Let's take a moment to acknowledge military mHealth achievements

There is a strong tendency for most Americans to think the bureaucratic process often gets in the way of federal agencies undertaking innovative programs and strategies.

It's typically an inherent belief for many of us given the stumbles federal agencies often make and the headlines those missteps generate, with good news often relegated to back pages.

But that shouldn't be the case when it comes to the progress the U.S. military departments have made with mobile health technology--and how they are using the tools to help active service personnel and injured soldiers.

Just a month ago, the U.S. Food and Drug Administration green-lit a new device that will help medics more accurately and more quickly diagnose traumatic brain injury while on the battlefield. The tool boasts disposal sensors and a headset using an Android smartphones.

Now comes new research on how military departments are using mHealth to make a difference when it comes to veterans' rehabilitation and recuperation efforts. 

The study is an in-depth look at a military-developed text app, mCare, created in 2011. The app was designed to help service personnel with medical appointment alerts and content regarding medical issues. The research reveals that the tool, and others like it, can help to "increase the quantity and quality of patient-provider communications in a community-based, rehabilitation care setting, above that of standard care."

That is just likely the start of what these kind of tools can provide, which researchers say can also help wounded personnel with chronic care management issues and goal awareness in medical recovery.

In addition, a year ago the Veterans Affairs Department announced plans to launch two of several new mHealth apps providing veterans easier and quicker access to healthcare data via smartphones and tablets. The Summary of Care and Blue Button apps offer military personnel access to electronic health records, and enable the sharing of health information with non-VA providers. The two apps, initially developed as desktop applications for the agency's My HealtheVet portal, attained top ratings from users during beta testing.
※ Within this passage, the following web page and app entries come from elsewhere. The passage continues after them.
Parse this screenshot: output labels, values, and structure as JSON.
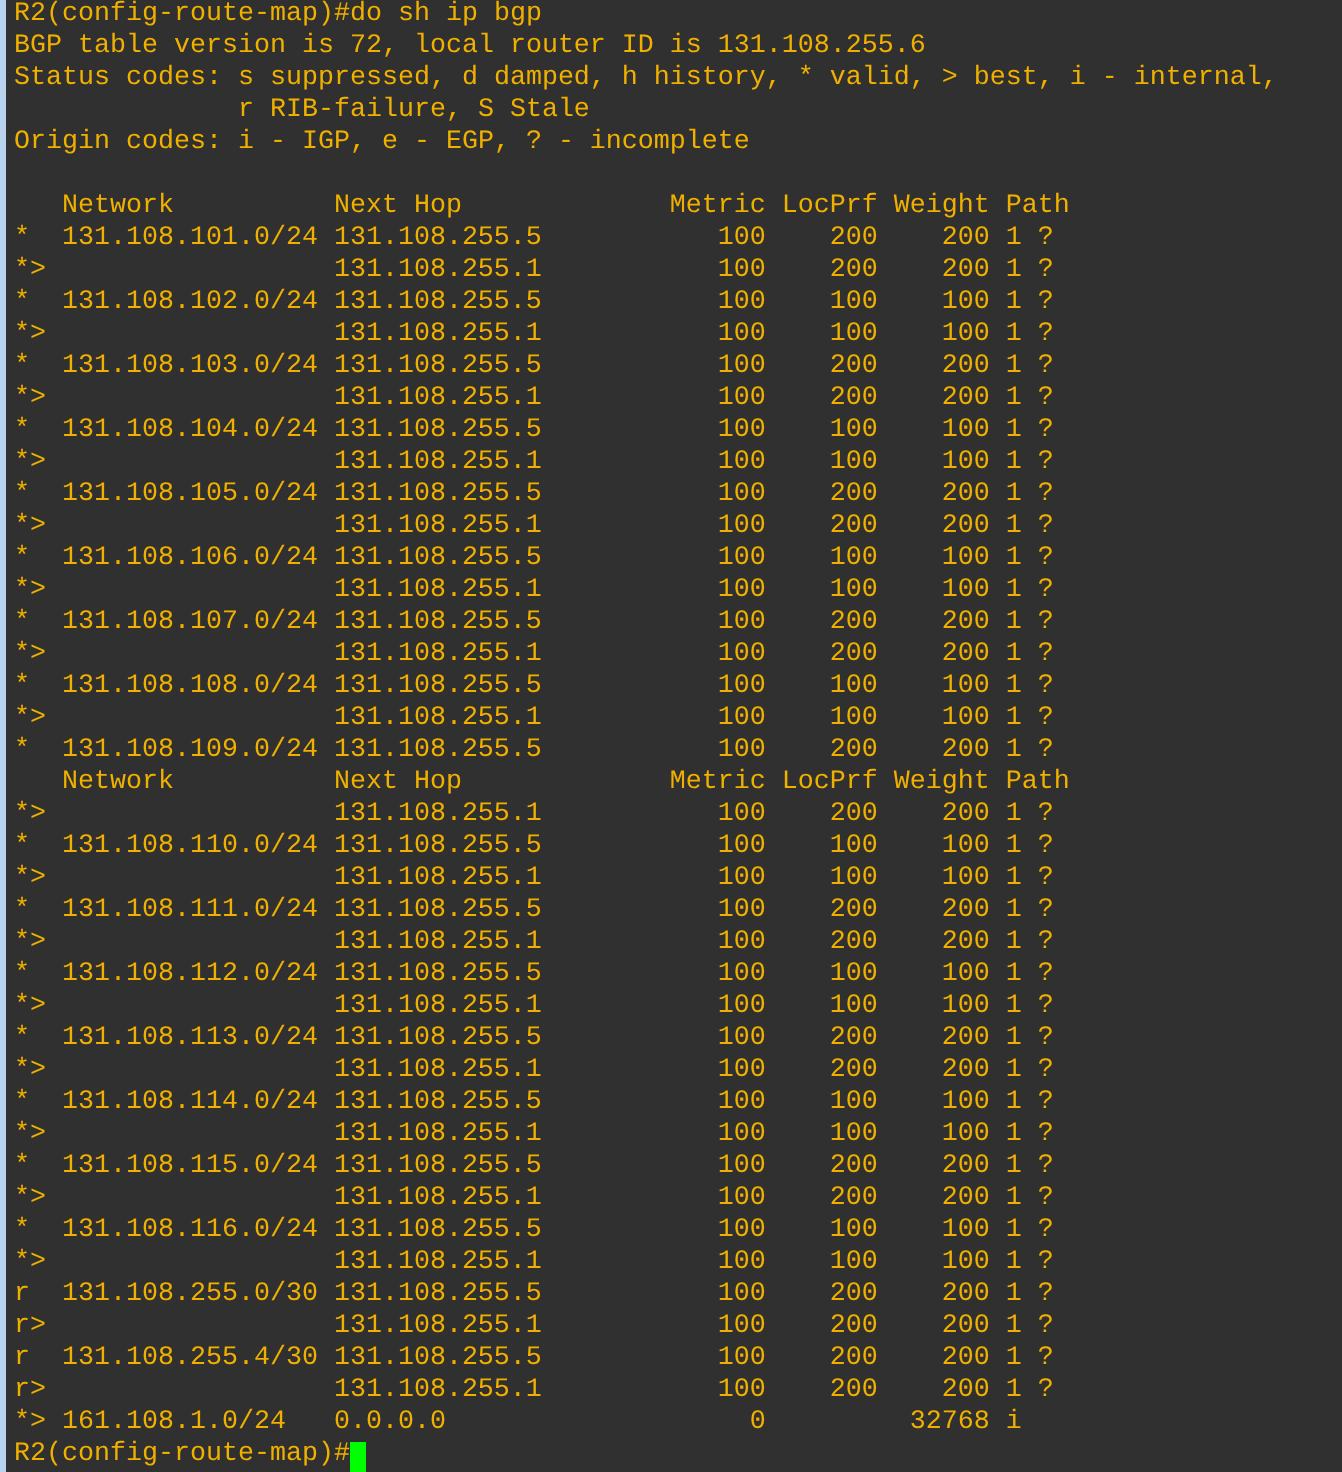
{
  "terminal": {
    "lines": [
      {
        "kind": "text",
        "text": "R2(config-route-map)#do sh ip bgp"
      },
      {
        "kind": "text",
        "text": "BGP table version is 72, local router ID is 131.108.255.6"
      },
      {
        "kind": "text",
        "text": "Status codes: s suppressed, d damped, h history, * valid, > best, i - internal,"
      },
      {
        "kind": "text",
        "text": "              r RIB-failure, S Stale"
      },
      {
        "kind": "text",
        "text": "Origin codes: i - IGP, e - EGP, ? - incomplete"
      },
      {
        "kind": "blank"
      },
      {
        "kind": "header",
        "network": "Network",
        "next_hop": "Next Hop",
        "metric": "Metric",
        "locprf": "LocPrf",
        "weight": "Weight",
        "path": "Path"
      },
      {
        "kind": "route",
        "status": "*",
        "network": "131.108.101.0/24",
        "next_hop": "131.108.255.5",
        "metric": "100",
        "locprf": "200",
        "weight": "200",
        "path": "1 ?"
      },
      {
        "kind": "route",
        "status": "*>",
        "next_hop": "131.108.255.1",
        "metric": "100",
        "locprf": "200",
        "weight": "200",
        "path": "1 ?"
      },
      {
        "kind": "route",
        "status": "*",
        "network": "131.108.102.0/24",
        "next_hop": "131.108.255.5",
        "metric": "100",
        "locprf": "100",
        "weight": "100",
        "path": "1 ?"
      },
      {
        "kind": "route",
        "status": "*>",
        "next_hop": "131.108.255.1",
        "metric": "100",
        "locprf": "100",
        "weight": "100",
        "path": "1 ?"
      },
      {
        "kind": "route",
        "status": "*",
        "network": "131.108.103.0/24",
        "next_hop": "131.108.255.5",
        "metric": "100",
        "locprf": "200",
        "weight": "200",
        "path": "1 ?"
      },
      {
        "kind": "route",
        "status": "*>",
        "next_hop": "131.108.255.1",
        "metric": "100",
        "locprf": "200",
        "weight": "200",
        "path": "1 ?"
      },
      {
        "kind": "route",
        "status": "*",
        "network": "131.108.104.0/24",
        "next_hop": "131.108.255.5",
        "metric": "100",
        "locprf": "100",
        "weight": "100",
        "path": "1 ?"
      },
      {
        "kind": "route",
        "status": "*>",
        "next_hop": "131.108.255.1",
        "metric": "100",
        "locprf": "100",
        "weight": "100",
        "path": "1 ?"
      },
      {
        "kind": "route",
        "status": "*",
        "network": "131.108.105.0/24",
        "next_hop": "131.108.255.5",
        "metric": "100",
        "locprf": "200",
        "weight": "200",
        "path": "1 ?"
      },
      {
        "kind": "route",
        "status": "*>",
        "next_hop": "131.108.255.1",
        "metric": "100",
        "locprf": "200",
        "weight": "200",
        "path": "1 ?"
      },
      {
        "kind": "route",
        "status": "*",
        "network": "131.108.106.0/24",
        "next_hop": "131.108.255.5",
        "metric": "100",
        "locprf": "100",
        "weight": "100",
        "path": "1 ?"
      },
      {
        "kind": "route",
        "status": "*>",
        "next_hop": "131.108.255.1",
        "metric": "100",
        "locprf": "100",
        "weight": "100",
        "path": "1 ?"
      },
      {
        "kind": "route",
        "status": "*",
        "network": "131.108.107.0/24",
        "next_hop": "131.108.255.5",
        "metric": "100",
        "locprf": "200",
        "weight": "200",
        "path": "1 ?"
      },
      {
        "kind": "route",
        "status": "*>",
        "next_hop": "131.108.255.1",
        "metric": "100",
        "locprf": "200",
        "weight": "200",
        "path": "1 ?"
      },
      {
        "kind": "route",
        "status": "*",
        "network": "131.108.108.0/24",
        "next_hop": "131.108.255.5",
        "metric": "100",
        "locprf": "100",
        "weight": "100",
        "path": "1 ?"
      },
      {
        "kind": "route",
        "status": "*>",
        "next_hop": "131.108.255.1",
        "metric": "100",
        "locprf": "100",
        "weight": "100",
        "path": "1 ?"
      },
      {
        "kind": "route",
        "status": "*",
        "network": "131.108.109.0/24",
        "next_hop": "131.108.255.5",
        "metric": "100",
        "locprf": "200",
        "weight": "200",
        "path": "1 ?"
      },
      {
        "kind": "header",
        "network": "Network",
        "next_hop": "Next Hop",
        "metric": "Metric",
        "locprf": "LocPrf",
        "weight": "Weight",
        "path": "Path"
      },
      {
        "kind": "route",
        "status": "*>",
        "next_hop": "131.108.255.1",
        "metric": "100",
        "locprf": "200",
        "weight": "200",
        "path": "1 ?"
      },
      {
        "kind": "route",
        "status": "*",
        "network": "131.108.110.0/24",
        "next_hop": "131.108.255.5",
        "metric": "100",
        "locprf": "100",
        "weight": "100",
        "path": "1 ?"
      },
      {
        "kind": "route",
        "status": "*>",
        "next_hop": "131.108.255.1",
        "metric": "100",
        "locprf": "100",
        "weight": "100",
        "path": "1 ?"
      },
      {
        "kind": "route",
        "status": "*",
        "network": "131.108.111.0/24",
        "next_hop": "131.108.255.5",
        "metric": "100",
        "locprf": "200",
        "weight": "200",
        "path": "1 ?"
      },
      {
        "kind": "route",
        "status": "*>",
        "next_hop": "131.108.255.1",
        "metric": "100",
        "locprf": "200",
        "weight": "200",
        "path": "1 ?"
      },
      {
        "kind": "route",
        "status": "*",
        "network": "131.108.112.0/24",
        "next_hop": "131.108.255.5",
        "metric": "100",
        "locprf": "100",
        "weight": "100",
        "path": "1 ?"
      },
      {
        "kind": "route",
        "status": "*>",
        "next_hop": "131.108.255.1",
        "metric": "100",
        "locprf": "100",
        "weight": "100",
        "path": "1 ?"
      },
      {
        "kind": "route",
        "status": "*",
        "network": "131.108.113.0/24",
        "next_hop": "131.108.255.5",
        "metric": "100",
        "locprf": "200",
        "weight": "200",
        "path": "1 ?"
      },
      {
        "kind": "route",
        "status": "*>",
        "next_hop": "131.108.255.1",
        "metric": "100",
        "locprf": "200",
        "weight": "200",
        "path": "1 ?"
      },
      {
        "kind": "route",
        "status": "*",
        "network": "131.108.114.0/24",
        "next_hop": "131.108.255.5",
        "metric": "100",
        "locprf": "100",
        "weight": "100",
        "path": "1 ?"
      },
      {
        "kind": "route",
        "status": "*>",
        "next_hop": "131.108.255.1",
        "metric": "100",
        "locprf": "100",
        "weight": "100",
        "path": "1 ?"
      },
      {
        "kind": "route",
        "status": "*",
        "network": "131.108.115.0/24",
        "next_hop": "131.108.255.5",
        "metric": "100",
        "locprf": "200",
        "weight": "200",
        "path": "1 ?"
      },
      {
        "kind": "route",
        "status": "*>",
        "next_hop": "131.108.255.1",
        "metric": "100",
        "locprf": "200",
        "weight": "200",
        "path": "1 ?"
      },
      {
        "kind": "route",
        "status": "*",
        "network": "131.108.116.0/24",
        "next_hop": "131.108.255.5",
        "metric": "100",
        "locprf": "100",
        "weight": "100",
        "path": "1 ?"
      },
      {
        "kind": "route",
        "status": "*>",
        "next_hop": "131.108.255.1",
        "metric": "100",
        "locprf": "100",
        "weight": "100",
        "path": "1 ?"
      },
      {
        "kind": "route",
        "status": "r",
        "network": "131.108.255.0/30",
        "next_hop": "131.108.255.5",
        "metric": "100",
        "locprf": "200",
        "weight": "200",
        "path": "1 ?"
      },
      {
        "kind": "route",
        "status": "r>",
        "next_hop": "131.108.255.1",
        "metric": "100",
        "locprf": "200",
        "weight": "200",
        "path": "1 ?"
      },
      {
        "kind": "route",
        "status": "r",
        "network": "131.108.255.4/30",
        "next_hop": "131.108.255.5",
        "metric": "100",
        "locprf": "200",
        "weight": "200",
        "path": "1 ?"
      },
      {
        "kind": "route",
        "status": "r>",
        "next_hop": "131.108.255.1",
        "metric": "100",
        "locprf": "200",
        "weight": "200",
        "path": "1 ?"
      },
      {
        "kind": "route",
        "status": "*>",
        "network": "161.108.1.0/24",
        "next_hop": "0.0.0.0",
        "metric": "0",
        "weight": "32768",
        "path": "i"
      },
      {
        "kind": "prompt",
        "text": "R2(config-route-map)#"
      }
    ]
  }
}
Neil Evans, co-director of the Connected Health at the Veterans Health Administration, said many the agency's recent efforts have been tied to the prime fact that veterans want health record access and apps via a mobile device, FierceMobileHealthcare previously reported. Simply put, mobile is where everyone is located today, especially new military service personnel, given their age and experience with technology.

Such achievements aren't likely to garner many major headlines. Still, they deserve to acknowledgement, especially considering how much attention is paid to processes gone awry. - Judy (@JudyMottl and @FierceHealthIT)